In general, you can eat well-cooked vegetables, white bread, plain pasta, white rice, etc. And please, don’t forget your follow-up sessions. Even 4 years after the surgery, you need follow-ups every 6 months.
Serious complications are seen in between 10-15% of patients. The most common side effects are Bleeding and asthmatic leak which happens when the bowel ends that have been joined together do not heal. It most of the time needs antibiotics, sometimes a drain, and even a second operation.
Another common risk is fluid collections within the abdomen. This might require the insertion of a drain into the abdomen under x-ray guidance blood clots within the leg. This is called deep vein thrombosis.
Other complications are:
– Wound, chest, and urine infections
– Kidney failure
– Weight loss
Even though the side effects are not limited, most of the time HIPEC does not have

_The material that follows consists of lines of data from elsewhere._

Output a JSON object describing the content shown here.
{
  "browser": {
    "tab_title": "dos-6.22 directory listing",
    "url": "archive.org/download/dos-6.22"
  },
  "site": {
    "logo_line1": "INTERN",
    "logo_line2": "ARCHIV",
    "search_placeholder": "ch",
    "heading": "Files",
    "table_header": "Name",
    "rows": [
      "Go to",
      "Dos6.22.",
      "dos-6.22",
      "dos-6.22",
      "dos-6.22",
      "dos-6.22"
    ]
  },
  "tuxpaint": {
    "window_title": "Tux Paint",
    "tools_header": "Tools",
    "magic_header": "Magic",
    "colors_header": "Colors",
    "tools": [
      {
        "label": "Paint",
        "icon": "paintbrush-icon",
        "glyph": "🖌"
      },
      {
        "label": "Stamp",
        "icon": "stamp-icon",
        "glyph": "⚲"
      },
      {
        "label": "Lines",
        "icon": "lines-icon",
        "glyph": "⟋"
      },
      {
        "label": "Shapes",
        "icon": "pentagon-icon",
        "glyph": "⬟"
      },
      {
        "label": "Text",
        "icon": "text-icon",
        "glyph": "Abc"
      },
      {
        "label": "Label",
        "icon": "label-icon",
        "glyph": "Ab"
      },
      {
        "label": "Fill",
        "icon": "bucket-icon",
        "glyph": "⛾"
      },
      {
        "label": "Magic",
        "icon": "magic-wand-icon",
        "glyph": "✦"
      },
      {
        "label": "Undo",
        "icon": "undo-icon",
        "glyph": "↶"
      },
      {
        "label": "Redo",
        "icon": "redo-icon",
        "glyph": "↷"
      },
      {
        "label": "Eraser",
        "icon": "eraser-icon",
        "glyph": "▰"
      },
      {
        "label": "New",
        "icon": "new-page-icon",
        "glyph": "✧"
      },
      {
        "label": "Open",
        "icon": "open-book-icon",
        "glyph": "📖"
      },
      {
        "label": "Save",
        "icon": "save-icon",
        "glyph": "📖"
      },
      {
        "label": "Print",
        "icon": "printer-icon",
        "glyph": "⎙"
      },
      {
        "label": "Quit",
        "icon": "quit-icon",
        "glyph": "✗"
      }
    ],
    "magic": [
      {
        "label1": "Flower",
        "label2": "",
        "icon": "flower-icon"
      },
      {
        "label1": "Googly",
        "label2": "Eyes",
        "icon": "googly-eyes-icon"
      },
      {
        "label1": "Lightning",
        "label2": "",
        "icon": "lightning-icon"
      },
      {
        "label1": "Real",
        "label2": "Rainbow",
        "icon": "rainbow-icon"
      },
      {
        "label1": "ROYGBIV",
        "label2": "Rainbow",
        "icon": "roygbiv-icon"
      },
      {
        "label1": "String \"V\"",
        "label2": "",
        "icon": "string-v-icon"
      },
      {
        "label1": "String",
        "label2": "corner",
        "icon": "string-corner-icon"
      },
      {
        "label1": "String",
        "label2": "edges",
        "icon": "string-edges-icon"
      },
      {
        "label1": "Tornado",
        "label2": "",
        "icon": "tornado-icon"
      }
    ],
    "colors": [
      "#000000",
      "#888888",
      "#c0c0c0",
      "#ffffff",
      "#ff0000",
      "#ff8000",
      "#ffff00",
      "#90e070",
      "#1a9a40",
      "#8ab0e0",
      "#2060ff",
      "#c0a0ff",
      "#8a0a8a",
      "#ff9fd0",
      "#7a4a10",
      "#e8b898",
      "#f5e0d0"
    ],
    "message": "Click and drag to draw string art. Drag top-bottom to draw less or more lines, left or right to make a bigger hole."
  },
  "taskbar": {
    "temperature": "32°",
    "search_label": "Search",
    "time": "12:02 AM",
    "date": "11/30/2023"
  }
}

the usual side effects of traditional chemotherapy.
Also, infections might be treated with antibiotics. Severe infections may require more aggressive treatment. The last point is that if a team of professional surgeons performs the process in a specialized center, the side effects won’t be more than the risks of other types of digestive surgery.
Call your doctor when:
– Fever higher than 101 degrees Fahrenheit
– Uncontrollable pain
– Redness beyond your incision
– Nausea or vomiting for more than one day
And basically any other circumstances you find intolerable.
About the cost of cytoreductive surgery and HIPEC, we will talk more in the next article as we give you information about the cost of the procedure in different countries and what factors affect its cost.
Death and Survival Rate of HIPEC
Safety concerns and analysis of morbidity matter a lot to cancer patients before making a decision. Even though the process is risky, in comparison with other treatments for cancer, the survival rate is higher. According to a review of morbidity, the 30-day mortality rate of HIPEC was 1.1%. Median improved survival is not fixed for all patients, but it varies from 22 to 47 months. Also, the 5-year survival rate is 27% to 54%.